• DATA EXTRACT

------------------------------------------------

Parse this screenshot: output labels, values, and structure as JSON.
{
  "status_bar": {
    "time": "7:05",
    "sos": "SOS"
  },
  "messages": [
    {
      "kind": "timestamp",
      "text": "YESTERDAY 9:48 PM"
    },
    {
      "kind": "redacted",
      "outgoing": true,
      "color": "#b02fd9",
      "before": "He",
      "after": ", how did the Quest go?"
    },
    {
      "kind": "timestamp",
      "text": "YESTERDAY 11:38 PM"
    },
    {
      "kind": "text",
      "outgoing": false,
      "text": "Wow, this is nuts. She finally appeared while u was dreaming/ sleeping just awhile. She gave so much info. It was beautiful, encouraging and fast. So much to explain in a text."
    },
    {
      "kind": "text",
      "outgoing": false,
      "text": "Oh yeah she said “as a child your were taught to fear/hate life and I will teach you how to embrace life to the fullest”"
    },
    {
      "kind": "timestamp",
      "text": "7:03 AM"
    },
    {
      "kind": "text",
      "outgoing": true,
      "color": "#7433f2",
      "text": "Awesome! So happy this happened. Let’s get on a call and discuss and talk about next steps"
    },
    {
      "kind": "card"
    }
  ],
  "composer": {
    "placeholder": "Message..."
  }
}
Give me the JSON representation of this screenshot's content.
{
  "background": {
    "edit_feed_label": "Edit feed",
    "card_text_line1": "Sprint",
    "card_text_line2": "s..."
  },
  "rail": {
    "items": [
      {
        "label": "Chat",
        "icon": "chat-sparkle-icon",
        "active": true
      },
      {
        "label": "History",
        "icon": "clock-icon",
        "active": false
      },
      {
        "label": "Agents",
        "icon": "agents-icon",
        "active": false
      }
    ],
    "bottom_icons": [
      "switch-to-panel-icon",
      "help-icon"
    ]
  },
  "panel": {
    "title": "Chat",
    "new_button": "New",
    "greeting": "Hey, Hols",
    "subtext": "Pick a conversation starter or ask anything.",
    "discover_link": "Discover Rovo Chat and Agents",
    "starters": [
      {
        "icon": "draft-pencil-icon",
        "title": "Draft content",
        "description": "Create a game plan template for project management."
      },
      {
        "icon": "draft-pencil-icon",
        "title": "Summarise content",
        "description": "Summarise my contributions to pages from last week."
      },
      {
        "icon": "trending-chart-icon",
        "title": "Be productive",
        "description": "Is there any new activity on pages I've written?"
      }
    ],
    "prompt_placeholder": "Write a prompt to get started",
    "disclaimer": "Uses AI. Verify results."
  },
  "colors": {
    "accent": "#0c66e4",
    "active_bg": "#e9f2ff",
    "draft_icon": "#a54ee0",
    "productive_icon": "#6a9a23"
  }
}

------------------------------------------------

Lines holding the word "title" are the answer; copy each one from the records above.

• WRITTEN REPLY
    "title": "Chat",
        "title": "Draft content",
        "title": "Summarise content",
        "title": "Be productive",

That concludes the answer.